- **DATA FOR PROCESSING**:
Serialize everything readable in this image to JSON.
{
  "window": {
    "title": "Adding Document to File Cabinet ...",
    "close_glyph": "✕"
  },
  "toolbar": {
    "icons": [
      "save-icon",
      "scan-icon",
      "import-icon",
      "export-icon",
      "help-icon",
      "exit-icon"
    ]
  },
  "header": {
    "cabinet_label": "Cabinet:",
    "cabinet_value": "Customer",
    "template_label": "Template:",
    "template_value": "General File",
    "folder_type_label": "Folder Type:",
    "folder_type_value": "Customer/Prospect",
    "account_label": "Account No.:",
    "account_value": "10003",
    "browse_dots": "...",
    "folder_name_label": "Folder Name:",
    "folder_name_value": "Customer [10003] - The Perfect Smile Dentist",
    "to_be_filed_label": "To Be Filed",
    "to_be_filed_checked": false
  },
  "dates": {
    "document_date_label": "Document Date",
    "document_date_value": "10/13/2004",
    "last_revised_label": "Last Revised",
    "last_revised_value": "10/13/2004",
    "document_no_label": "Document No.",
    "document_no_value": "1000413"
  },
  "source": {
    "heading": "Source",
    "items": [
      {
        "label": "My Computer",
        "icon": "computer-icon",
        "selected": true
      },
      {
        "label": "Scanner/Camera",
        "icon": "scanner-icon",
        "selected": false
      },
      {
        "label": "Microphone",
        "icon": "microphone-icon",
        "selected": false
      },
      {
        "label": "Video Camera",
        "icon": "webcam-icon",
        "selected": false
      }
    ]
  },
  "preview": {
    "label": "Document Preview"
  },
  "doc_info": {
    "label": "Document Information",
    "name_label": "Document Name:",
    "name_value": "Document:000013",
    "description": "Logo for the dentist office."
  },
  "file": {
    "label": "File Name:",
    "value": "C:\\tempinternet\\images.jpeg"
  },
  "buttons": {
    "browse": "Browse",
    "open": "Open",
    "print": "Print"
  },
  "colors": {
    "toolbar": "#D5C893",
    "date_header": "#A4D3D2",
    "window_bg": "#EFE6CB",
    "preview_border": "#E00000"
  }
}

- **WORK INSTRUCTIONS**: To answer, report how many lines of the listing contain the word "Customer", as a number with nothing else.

- **SOLUTION**: 3